To support international efforts, the Wellcome Trust and CIDRAP established the Ebola Vaccine “Team B” in November 2014. The 26 distinguished international leaders in public health, medicine, bioethics, pharmaceutical manufacturing, and humanitarian relief are involved in one or more areas of vaccine work, and provided collective critical analysis in key areas of vaccine development. Team B is co-chaired by Dr. Jeremy Farrar, Director of the Wellcome Trust, and Dr. Michael Osterholm, Regents Professor and Director of CIDRAP.
“While many in the international public health community believe these efforts have solved “the problem of Ebola,” the path forward is not quite so simple, and many unresolved challenges and questions remain,” said Osterholm. “In our report, we identify four key areas in which critical additional work and effort are needed to enhance Ebola preparedness for future outbreaks, particularly in the megacities of equatorial Africa, and to address the ongoing concern that Ebola virus disease may become endemic in West Africa.”
Osterholm and Farrar urge members of the international community not to shift all of their attention to other pressing public health issues but instead strive to complete the work on Ebola vaccines that began so diligently in 2014 as a result of the West Africa Ebola outbreak.
During the 2014-2015 epidemic, a total of 13 Ebola vaccine candidates (including different combinations of vaccines) were evaluated in phase 1 and/or phase 2 clinical trials and three phase 3 efficacy trials were initiated in Africa—one each in Guinea, Liberia, and Sierra Leone.
Trials of one of these vaccines—Merck’s rVSV-ZEBOV—progressed far enough to demonstrate that it was safe and effective, prompting Gavi, the vaccine alliance, to purchase 300,000 doses as a stockpile for use during future Ebola outbreaks. And other vaccines, notably those made by Johnson & Johnson and GlaxoSmithKline, have advanced well into clinical trials.

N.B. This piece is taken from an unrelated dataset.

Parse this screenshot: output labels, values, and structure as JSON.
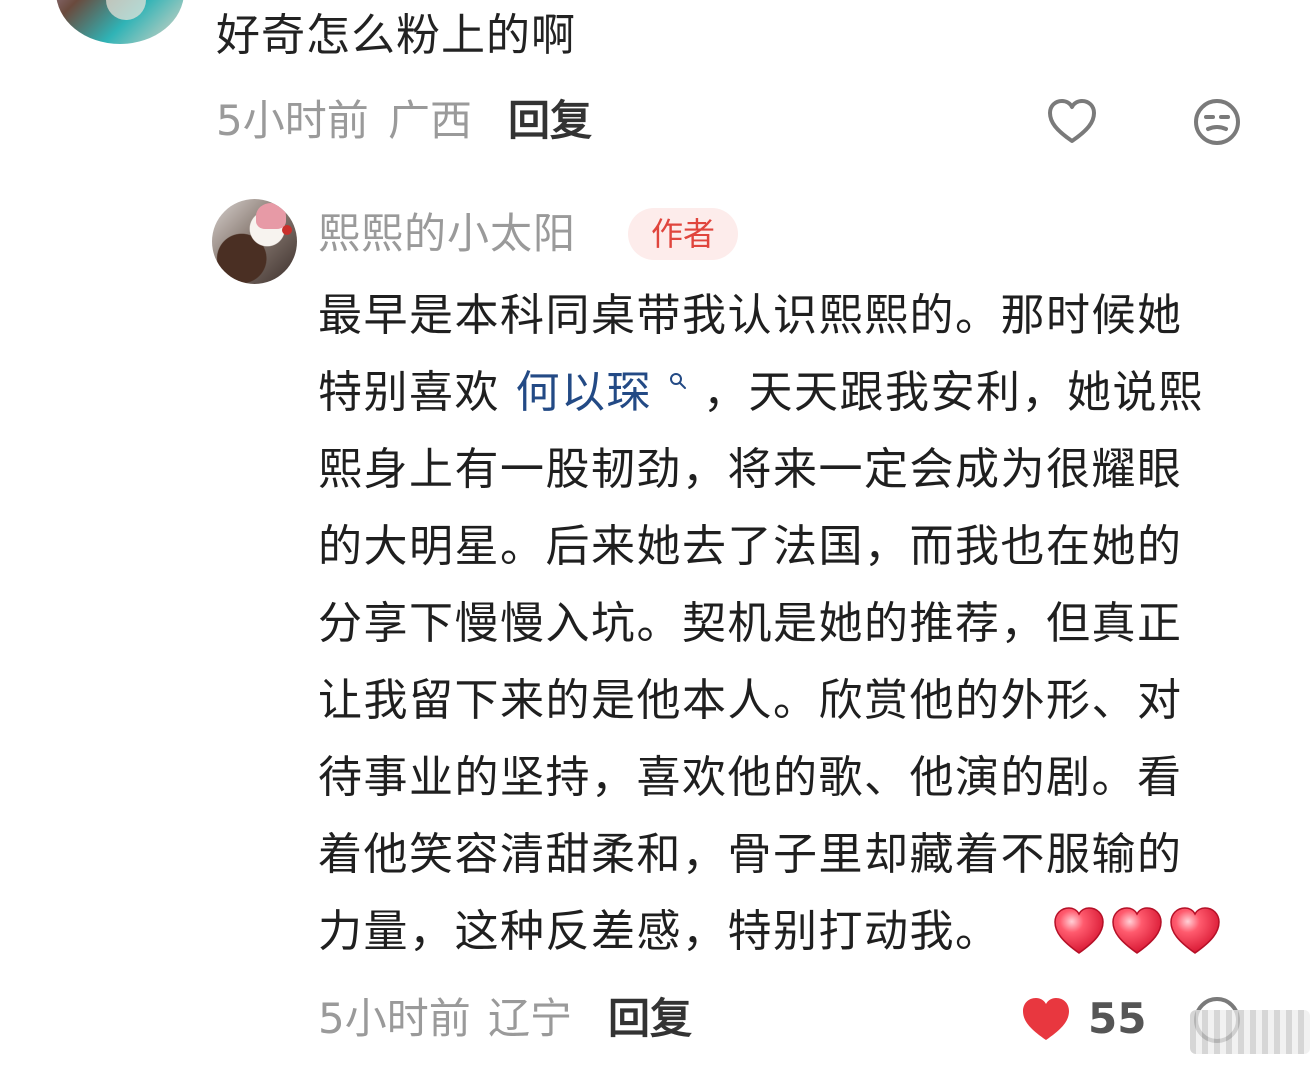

However, to date, no vaccine has been submitted for regulatory review and many questions regarding Ebola vaccines remain unresolved. Today’s report from the Ebola Vaccine Team B identifies four main areas where work is still needed before we are fully prepared for another Ebola outbreak:
- Filling in the gaps in data on the safety and efficacy of Ebola vaccines
- Understanding the complex regulatory pathways for Ebola vaccines
- Gaining direct input from African public health leaders to clarify how Ebola vaccines will be used or evaluated in respond to future Ebola outbreaks
- Creating a business case for ongoing Ebola vaccine development and deployment
“Although a global collaborative effort has moved us from having no drugs or vaccines in the early days of the Ebola epidemic to now having a safe, effective vaccine and other promising candidates, it has taken too long, and the job is still not done,” said Farrar. “As Ebola infection rates come under control it’s a huge concern that complacency sets in, attention moves to more immediate threats, and Ebola vaccine development is left half-finished. Today we’re calling for a renewed commitment from the global health community. After the hard lessons we’ve learned, it would be a tragedy not to put a final stop to the current Ebola epidemic, and be prepared for the next outbreak.”
This report from Team B follows a report published in February 2015, which set out a framework for developing vaccines for Ebola, and increasing preparedness for emerging infectious diseases.
This full report from Team B will be available on the CIDRAP website. A PDF version of the report is available upon request.
The group is called “Team B” in recognition of the principal role played by the World Health Organization and national governments in leading the international Ebola response.